I have a particular fondness for movie documentaries, especially those about filmmakers whose work I enjoy. It’s a no-brainer really – interviews, clips and perhaps some personal insight into their work, the films are (almost) always going to be entertaining.
And so it is with Alex Stapleton’s Corman’s World (subtitled Exploits of a Hollywood Rebel), which is not so much a critical look at the work of the legendary producer/director as it is a celebration. As one interviewee comments, it’s depressingly likely that many younger film fans don’t even know who Roger Corman is, and the film feels like an attempt to rectify that. And so while the documentary does take a journey through Corman’s long career, the main thrust of the film are the collected memories of the people who worked with Corman and then went on to bigger (if not always better) things – and there are plenty of them. Jack Nicholson, Martin Scorsese, Ron Howard, Peter Bogdanovich, Joe Dante, John Sayles, Peter Fonda, Jonathan Demme, Pam Grier, David Carradine and others all turn up here to share their memories of working with Corman, and what becomes quickly apparent is just how loved he is, despite being notoriously cheap and cheerfully admitting that he would exploit these (at the time) young talents. While they are not all fond of their work for Corman, they seem to genuinely adore him – an emotional moment with Nicholson comes out of the blue and is quite touching.
The classic example of a (recent) movie documentary about films most viewers might be unfamiliar with remains Not Quite Hollywood, which showed that you could cover a wide range of movies in detail within a 90-minute framework. Corman’s World doesn’t quite manage that – there are chunks of his career that are glossed over or ignored, films that are present only as clips or posters. But I don’t think this was ever planned as a definitive career biography – it is, after all, Corman’s World, not Corman’s Films. And space is given to the most important works in his directorial canon, from his 1950s black and white ultra cheapies to the Poe films and later, edgier works like The Wild Angels and The Trip. There’s extensive coverage of his only flop, the serious, brilliant ant-racist The Intruder (with William Shatner), and rightly so – though the critical appreciation for that film could and should also extend to some of his other, less outwardly respectable films… his Poe series remains amongst the best horror of the 1960s, for instance. Also covered is the seemingly unlikely relationship with World Cinema, as Corman’s New World Pictures distributed films by the likes of Fellini, Bergman, Kurosawa and others during the 1970s, often taking a financial loss in the process. Something for the critics who would dismiss the likes of Humanoids from the Deep to think about – what do they think was financing the release of those arthouse favourites?

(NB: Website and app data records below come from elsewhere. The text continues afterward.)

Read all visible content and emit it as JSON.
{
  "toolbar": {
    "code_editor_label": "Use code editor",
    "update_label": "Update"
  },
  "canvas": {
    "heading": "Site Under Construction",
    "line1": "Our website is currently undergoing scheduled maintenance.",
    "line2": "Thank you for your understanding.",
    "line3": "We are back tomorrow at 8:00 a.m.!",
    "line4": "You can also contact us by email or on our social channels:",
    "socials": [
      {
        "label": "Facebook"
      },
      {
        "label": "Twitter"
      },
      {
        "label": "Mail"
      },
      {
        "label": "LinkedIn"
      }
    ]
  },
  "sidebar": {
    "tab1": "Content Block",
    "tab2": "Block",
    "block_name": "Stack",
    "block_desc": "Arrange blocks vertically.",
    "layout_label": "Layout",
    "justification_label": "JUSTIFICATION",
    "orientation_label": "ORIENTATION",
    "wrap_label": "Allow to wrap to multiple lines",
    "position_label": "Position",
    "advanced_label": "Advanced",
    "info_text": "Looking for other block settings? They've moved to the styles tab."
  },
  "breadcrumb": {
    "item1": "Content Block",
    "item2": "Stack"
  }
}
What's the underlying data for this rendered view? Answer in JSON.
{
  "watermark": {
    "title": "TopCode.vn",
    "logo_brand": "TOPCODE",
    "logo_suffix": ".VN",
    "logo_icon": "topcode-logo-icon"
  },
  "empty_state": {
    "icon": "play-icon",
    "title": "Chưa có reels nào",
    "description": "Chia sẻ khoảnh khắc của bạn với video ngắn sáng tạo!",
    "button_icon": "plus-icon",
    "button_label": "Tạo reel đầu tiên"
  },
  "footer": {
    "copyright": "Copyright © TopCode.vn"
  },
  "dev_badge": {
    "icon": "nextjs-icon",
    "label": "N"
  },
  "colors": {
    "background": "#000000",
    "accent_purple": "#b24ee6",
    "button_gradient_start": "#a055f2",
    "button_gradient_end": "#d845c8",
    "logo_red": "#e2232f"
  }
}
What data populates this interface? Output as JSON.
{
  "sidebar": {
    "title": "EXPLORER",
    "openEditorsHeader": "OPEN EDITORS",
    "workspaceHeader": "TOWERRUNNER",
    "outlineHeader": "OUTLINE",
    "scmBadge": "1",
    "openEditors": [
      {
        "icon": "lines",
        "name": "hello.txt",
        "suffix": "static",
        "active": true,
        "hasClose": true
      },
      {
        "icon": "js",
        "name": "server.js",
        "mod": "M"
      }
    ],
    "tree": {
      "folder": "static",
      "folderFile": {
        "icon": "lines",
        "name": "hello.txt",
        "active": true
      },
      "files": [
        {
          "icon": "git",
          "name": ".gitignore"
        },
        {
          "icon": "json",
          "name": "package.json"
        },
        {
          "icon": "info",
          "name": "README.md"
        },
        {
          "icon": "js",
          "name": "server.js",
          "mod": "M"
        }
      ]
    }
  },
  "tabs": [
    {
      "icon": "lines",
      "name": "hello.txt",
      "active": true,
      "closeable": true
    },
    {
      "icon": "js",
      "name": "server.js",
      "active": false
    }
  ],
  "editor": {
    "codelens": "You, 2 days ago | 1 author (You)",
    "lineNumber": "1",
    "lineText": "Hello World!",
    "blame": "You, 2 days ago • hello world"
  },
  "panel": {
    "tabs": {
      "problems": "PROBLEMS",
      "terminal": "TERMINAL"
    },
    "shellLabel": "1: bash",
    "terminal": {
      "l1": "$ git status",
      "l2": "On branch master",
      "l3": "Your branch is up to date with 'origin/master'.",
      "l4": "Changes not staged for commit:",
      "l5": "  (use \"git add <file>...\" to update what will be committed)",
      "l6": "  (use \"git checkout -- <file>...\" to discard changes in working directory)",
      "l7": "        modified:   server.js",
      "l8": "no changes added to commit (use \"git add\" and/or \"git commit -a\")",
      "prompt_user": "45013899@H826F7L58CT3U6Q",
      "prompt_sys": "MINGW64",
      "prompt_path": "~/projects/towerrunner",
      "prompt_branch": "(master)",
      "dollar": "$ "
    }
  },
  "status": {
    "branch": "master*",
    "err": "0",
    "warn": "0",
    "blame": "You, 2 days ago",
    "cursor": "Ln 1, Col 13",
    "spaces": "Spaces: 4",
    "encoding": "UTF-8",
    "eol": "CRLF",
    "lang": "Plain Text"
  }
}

Corman himself – extensively featured in new and archive interviews – comes across as a serious, intelligent man who just likes making movies – and while he might have wanted to be a ‘serious’ filmmaker, he seems quite content with his legacy (if not necessarily the generally sneering dismissal of it). Certainly, the film seems to suggest that Corman could’ve followed his protégés into the mainstream if he’d had the confidence or ambition to do so – but frankly, that would be our loss, so thank God he didn’t. The fact that he also – quite rightly – seemed to have an ethical distaste for the idea of spending tens (or by now hundreds) of millions of dollars on a film when half the world is starving is very much to his credit too. I’ll take a Corman cheapie with ropey effects over a bloated, disgusting effort like Avatar any day.
Like all the best documentaries, Corman’s World feels way too short, and fans can forever pick holes pointing out the films that deserved more coverage. But that’s hardly the point. This is a taster, an introduction to one of the most important, but neglected filmmakers of all time, and if it encourages younger fans to look further into his back catalogue than just Sharktopus and Dinoshark, then it’s mission accomplished. For more seasoned fans, it’s an affectionate, always entertaining look back at a film world that no longer exists, sadly, and a must-have item for all exploitation film junkies.